§ Exercise goal
Check each line of the listing below for the string "JSON", and copy the ones that have it.

BEGIN Data records

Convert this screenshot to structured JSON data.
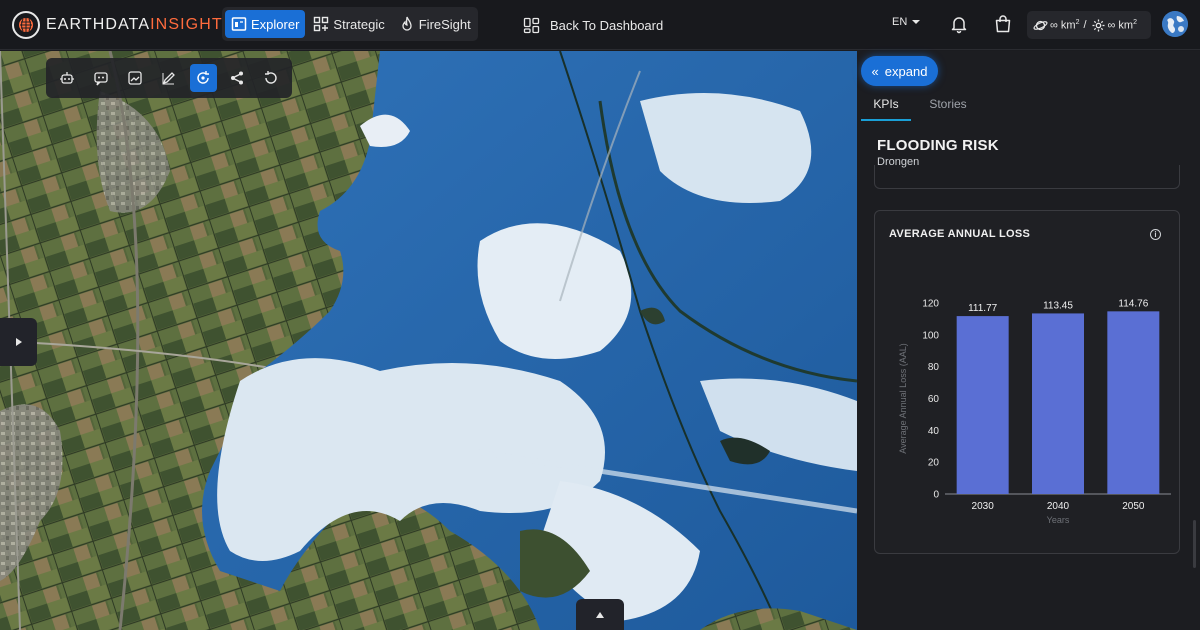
{
  "brand": {
    "name_a": "EARTHDATA",
    "name_b": "INSIGHTS"
  },
  "nav": {
    "items": [
      {
        "label": "Explorer",
        "active": true
      },
      {
        "label": "Strategic",
        "active": false
      },
      {
        "label": "FireSight",
        "active": false
      }
    ],
    "back_label": "Back To Dashboard"
  },
  "header": {
    "language": "EN",
    "quota_a": "∞ km",
    "quota_sep": "/",
    "quota_b": "∞ km",
    "unit_sup": "2"
  },
  "panel": {
    "expand_label": "expand",
    "tabs": [
      {
        "label": "KPIs",
        "active": true
      },
      {
        "label": "Stories",
        "active": false
      }
    ],
    "title": "FLOODING RISK",
    "subtitle": "Drongen",
    "card_title": "AVERAGE ANNUAL LOSS",
    "info_symbol": "i"
  },
  "chart_data": {
    "type": "bar",
    "categories": [
      "2030",
      "2040",
      "2050"
    ],
    "values": [
      111.77,
      113.45,
      114.76
    ],
    "value_labels": [
      "111.77",
      "113.45",
      "114.76"
    ],
    "xlabel": "Years",
    "ylabel": "Average Annual Loss (AAL)",
    "ylim": [
      0,
      120
    ],
    "yticks": [
      0,
      20,
      40,
      60,
      80,
      100,
      120
    ],
    "bar_color": "#5a6fd4",
    "grid": false
  },
  "colors": {
    "accent": "#1a6fd6",
    "brand_accent": "#ff6b3d"
  }
}
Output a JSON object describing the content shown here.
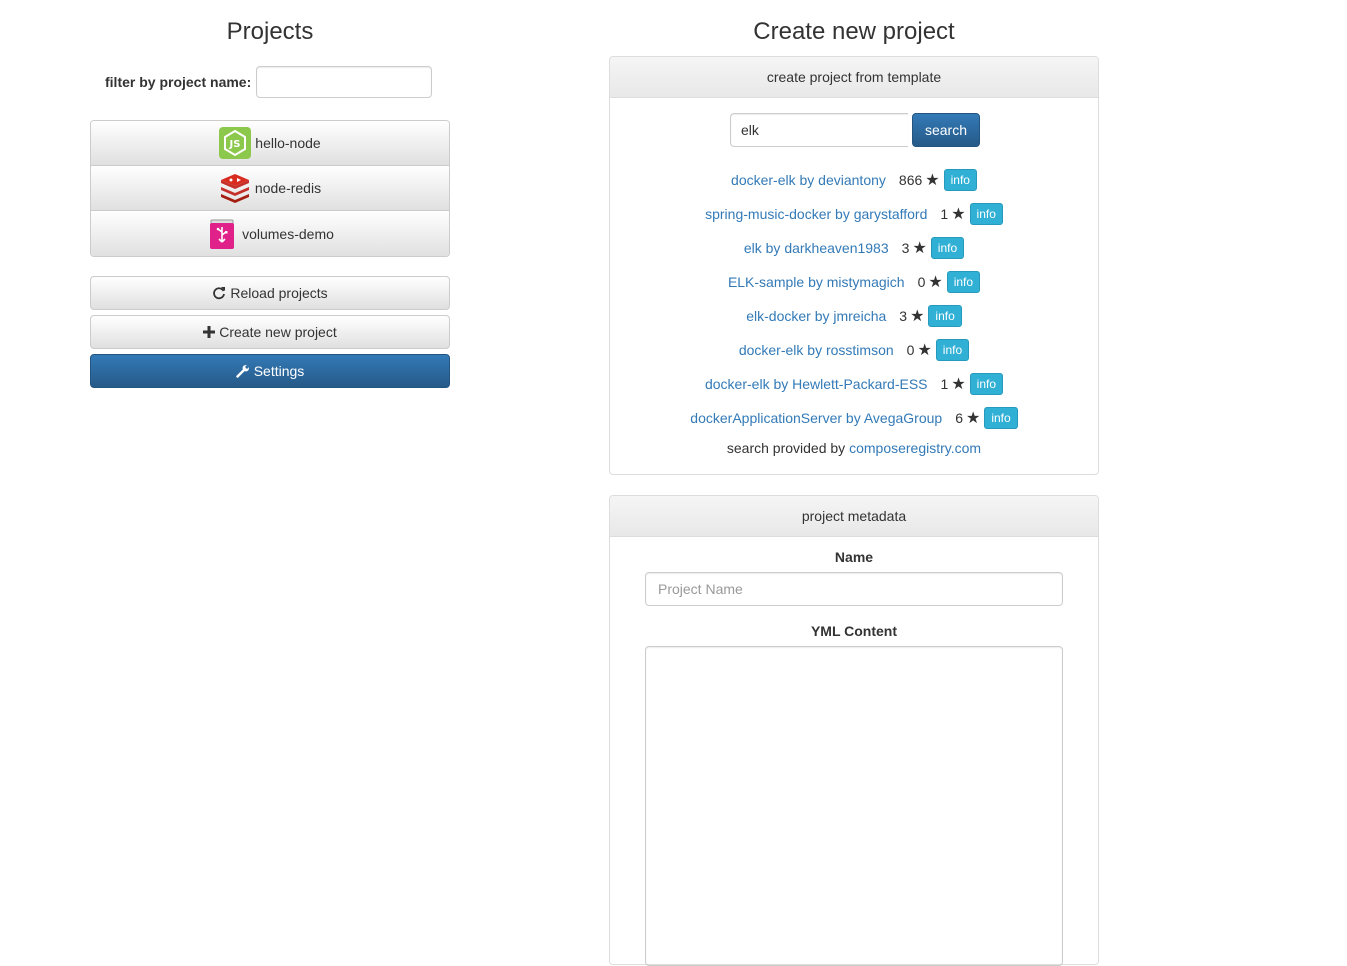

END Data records

§ Exercise result
Convert this screenshot to structured JSON data.
Output a JSON object describing the content shown here.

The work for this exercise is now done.